(If you are reading this and starting to feel intense shame, or even a deep fear of abandonment, I want to remind you, it isn’t your fault that you haven’t been modelled healthy relationship as a child. What your hurt inner child needs from you right now is that missing non-judgemental nurturance from you. I am not here to call you out or punish you. Many of us suffer from a lack of nurturance. It is simply that your racial privilege magnifies unhealthy relationship behaviours. )
As an ally, committing to emotional self-responsibility and honouring your tendencies to fuse will let you step back and tune into what’s happening when someone rejects you, even when you are trying to be a good ally.
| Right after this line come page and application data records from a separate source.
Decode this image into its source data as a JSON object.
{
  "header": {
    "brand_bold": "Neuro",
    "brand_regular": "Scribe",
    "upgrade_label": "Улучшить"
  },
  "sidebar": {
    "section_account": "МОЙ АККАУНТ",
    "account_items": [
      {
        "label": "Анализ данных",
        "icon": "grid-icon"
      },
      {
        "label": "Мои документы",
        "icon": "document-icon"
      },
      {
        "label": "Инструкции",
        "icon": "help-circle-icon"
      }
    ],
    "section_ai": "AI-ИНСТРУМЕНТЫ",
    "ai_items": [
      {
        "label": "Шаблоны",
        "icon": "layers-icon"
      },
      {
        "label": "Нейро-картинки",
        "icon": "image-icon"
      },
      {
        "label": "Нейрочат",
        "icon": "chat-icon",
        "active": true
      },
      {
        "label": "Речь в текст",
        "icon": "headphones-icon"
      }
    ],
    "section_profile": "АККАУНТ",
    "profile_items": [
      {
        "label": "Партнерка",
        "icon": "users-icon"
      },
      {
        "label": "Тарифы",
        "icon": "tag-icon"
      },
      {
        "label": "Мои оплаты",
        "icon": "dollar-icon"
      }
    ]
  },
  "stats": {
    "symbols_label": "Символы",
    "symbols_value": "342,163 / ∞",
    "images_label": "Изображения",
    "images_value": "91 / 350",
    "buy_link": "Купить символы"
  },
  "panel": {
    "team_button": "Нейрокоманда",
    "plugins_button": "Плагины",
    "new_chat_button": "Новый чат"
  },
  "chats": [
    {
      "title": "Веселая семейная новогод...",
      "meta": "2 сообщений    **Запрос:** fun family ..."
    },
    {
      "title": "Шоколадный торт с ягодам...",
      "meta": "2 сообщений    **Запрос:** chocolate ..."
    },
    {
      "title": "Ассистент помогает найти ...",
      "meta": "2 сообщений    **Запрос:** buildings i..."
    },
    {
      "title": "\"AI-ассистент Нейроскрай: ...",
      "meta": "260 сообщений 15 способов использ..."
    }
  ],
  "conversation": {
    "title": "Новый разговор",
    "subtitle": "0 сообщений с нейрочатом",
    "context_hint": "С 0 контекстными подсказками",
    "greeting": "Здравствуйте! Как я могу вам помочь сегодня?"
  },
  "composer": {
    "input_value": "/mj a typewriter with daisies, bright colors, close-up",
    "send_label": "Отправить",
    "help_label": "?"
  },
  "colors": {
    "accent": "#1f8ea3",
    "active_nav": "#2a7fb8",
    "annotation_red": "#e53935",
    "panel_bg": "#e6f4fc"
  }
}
This will give you a greater capacity to show up to allyship in an authentic way.
The journey is long but you can simply start by remembering that you are allowed to take care of yourself and set limitations on how much energy you use in your allyship. You need to be your own ally first. Without that, there is no foundation for healthy relationship.
This might feel strange or even bad at first because it is the opposite of what we have been taught about love. If this is the case I encourage you to explore why this might be and how you have learnt this pattern.
Once you unlearn racial co-dependency and are able to establish a sense of well-being in relation to POCs, you will notice that your allyship will start filling you, rather than depleting you.
I understand if you feel like this is not a dire enough response to the realities of racism. We have been taught by capitalism that we must stay activated to do anything produtive. Yet, what POCs truly need from white people is an ability to manage their emotions when the world is so dangerous to us.
Here is a simple visualization exercise I have designed to help white allies embody a sense of self that is compassionate to self and POCs:
- Find a comfortable seated position.
- You can keep a soft gaze or close your eyes.
- Feel the support of the ground underneath you. Let yourself connect to the history of the land and how you have arrived in this place.
- Commit to being gentle to yourself.
- Imagine the energy of POC frustration being directed at you from the front. Simply notice the emotions as they rise up in your body. Are they familiar? Does it produce an image? Are there words that come up?
- Rustle your hands together until you can feel a warm tingly feeling in them.
- Imagine that beautiful light is emanating from your hands.
- Face your hands in the direction from which the energy of frustration is coming towards you.
- Notice how the frustrated energy changes. Check in with how your body feels. Maybe there will be images or words that come up.
- Let yourself simply absorb how it feels to direct your loving kindness to meet the frustrated energy.
- Close by thanking the frustrated energy and letting it go.
A note on boundaries:
Boundaries are an ever-hot topic today.
I think of my work as a very close cousin to modern boundary work originating from Asian relational practices, such as Tai Chi or Aikido. While I understand it is important for us to know what we want and don’t want, I don’t emphasize developing ways for us to say “no” to someone or something.
My practice supports gently accepting something that is approaching us and directing it where we want it to go, with discernment and minimal effort. I found that thinking of relationships in terms of setting boundaries can fall into the habit of reinforcing patterns that are reactive.
For example, if I said, “My boundaries include not explaining racism to white feminists,” this may encourage me to react angrily when that boundary alarm is set off. These kinds of boundaries can be unhealthy in their own right and cause unnecessary suffering as they are like electric fences – someone has to pay the price of keeping them charged up. They may work for a time but they are not sustainable. If anything, the work I promote is about maintaining friendly boundaries that feel good to you and good to the other person, as much as possible.
You might also think of unfriendly boundaries like an egg – hard on the outside and soft on the inside. This can be really scary. Once the boundary is penetrated we are incredibly weak and vulnerable.
Instead, we want to be soft and supple on the outside, and grounded and firm on the inside.